__Materials provided__:
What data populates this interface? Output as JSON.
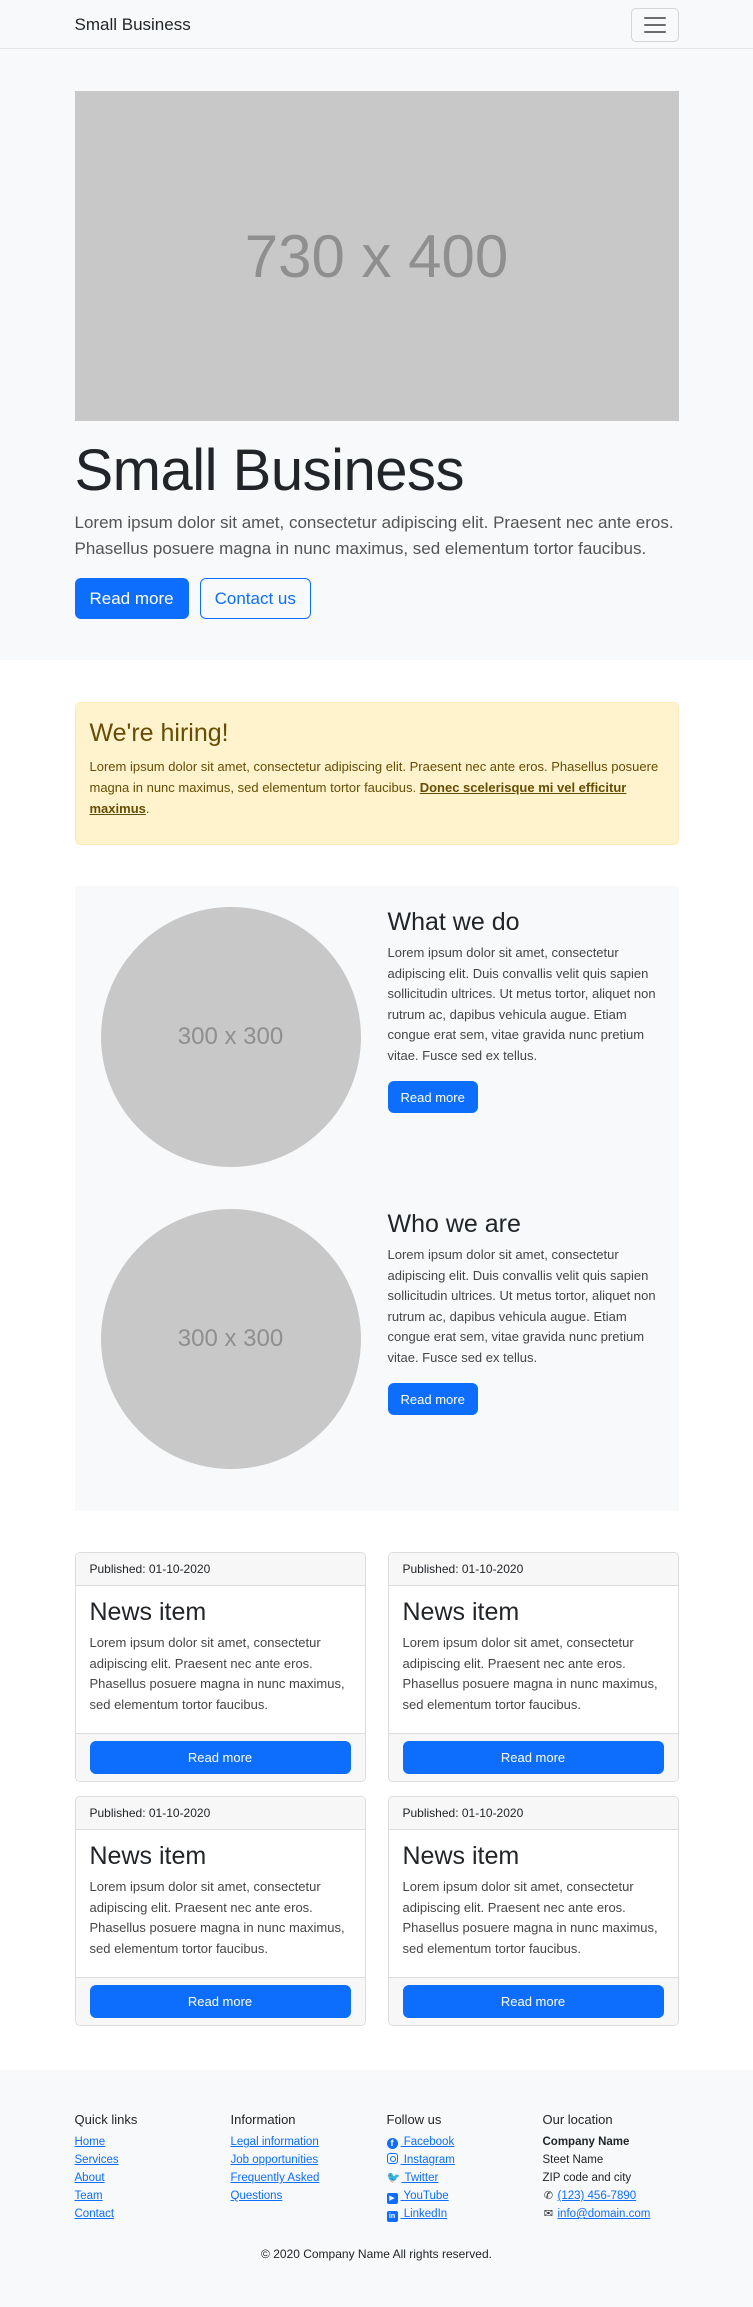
{
  "nav": {
    "brand": "Small Business"
  },
  "hero": {
    "image_text": "730 x 400",
    "title": "Small Business",
    "lead": "Lorem ipsum dolor sit amet, consectetur adipiscing elit. Praesent nec ante eros. Phasellus posuere magna in nunc maximus, sed elementum tortor faucibus.",
    "primary_label": "Read more",
    "secondary_label": "Contact us"
  },
  "alert": {
    "title": "We're hiring!",
    "text": "Lorem ipsum dolor sit amet, consectetur adipiscing elit. Praesent nec ante eros. Phasellus posuere magna in nunc maximus, sed elementum tortor faucibus. ",
    "strong_text": "Donec scelerisque mi vel efficitur maximus",
    "end": "."
  },
  "features": [
    {
      "image_text": "300 x 300",
      "title": "What we do",
      "text": "Lorem ipsum dolor sit amet, consectetur adipiscing elit. Duis convallis velit quis sapien sollicitudin ultrices. Ut metus tortor, aliquet non rutrum ac, dapibus vehicula augue. Etiam congue erat sem, vitae gravida nunc pretium vitae. Fusce sed ex tellus.",
      "button": "Read more"
    },
    {
      "image_text": "300 x 300",
      "title": "Who we are",
      "text": "Lorem ipsum dolor sit amet, consectetur adipiscing elit. Duis convallis velit quis sapien sollicitudin ultrices. Ut metus tortor, aliquet non rutrum ac, dapibus vehicula augue. Etiam congue erat sem, vitae gravida nunc pretium vitae. Fusce sed ex tellus.",
      "button": "Read more"
    }
  ],
  "news": [
    {
      "published": "Published: 01-10-2020",
      "title": "News item",
      "text": "Lorem ipsum dolor sit amet, consectetur adipiscing elit. Praesent nec ante eros. Phasellus posuere magna in nunc maximus, sed elementum tortor faucibus.",
      "button": "Read more"
    },
    {
      "published": "Published: 01-10-2020",
      "title": "News item",
      "text": "Lorem ipsum dolor sit amet, consectetur adipiscing elit. Praesent nec ante eros. Phasellus posuere magna in nunc maximus, sed elementum tortor faucibus.",
      "button": "Read more"
    },
    {
      "published": "Published: 01-10-2020",
      "title": "News item",
      "text": "Lorem ipsum dolor sit amet, consectetur adipiscing elit. Praesent nec ante eros. Phasellus posuere magna in nunc maximus, sed elementum tortor faucibus.",
      "button": "Read more"
    },
    {
      "published": "Published: 01-10-2020",
      "title": "News item",
      "text": "Lorem ipsum dolor sit amet, consectetur adipiscing elit. Praesent nec ante eros. Phasellus posuere magna in nunc maximus, sed elementum tortor faucibus.",
      "button": "Read more"
    }
  ],
  "footer": {
    "quick_links": {
      "title": "Quick links",
      "items": [
        "Home",
        "Services",
        "About",
        "Team",
        "Contact"
      ]
    },
    "information": {
      "title": "Information",
      "items": [
        "Legal information",
        "Job opportunities",
        "Frequently Asked",
        "Questions"
      ]
    },
    "follow": {
      "title": "Follow us",
      "items": [
        {
          "icon": "facebook-icon",
          "label": " Facebook"
        },
        {
          "icon": "instagram-icon",
          "label": " Instagram"
        },
        {
          "icon": "twitter-icon",
          "label": " Twitter"
        },
        {
          "icon": "youtube-icon",
          "label": " YouTube"
        },
        {
          "icon": "linkedin-icon",
          "label": " LinkedIn"
        }
      ]
    },
    "location": {
      "title": "Our location",
      "company": "Company Name",
      "street": "Steet Name",
      "zip": "ZIP code and city",
      "phone": "(123) 456-7890",
      "email": "info@domain.com"
    },
    "copyright": "© 2020 Company Name   All rights reserved."
  },
  "colors": {
    "primary": "#0d6efd",
    "alert_bg": "#fff3cd",
    "alert_text": "#664d03",
    "light_bg": "#f8f9fa",
    "placeholder": "#c8c8c8"
  }
}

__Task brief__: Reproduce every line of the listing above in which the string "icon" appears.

__Finished task__:
          "icon": "facebook-icon",
          "icon": "instagram-icon",
          "icon": "twitter-icon",
          "icon": "youtube-icon",
          "icon": "linkedin-icon",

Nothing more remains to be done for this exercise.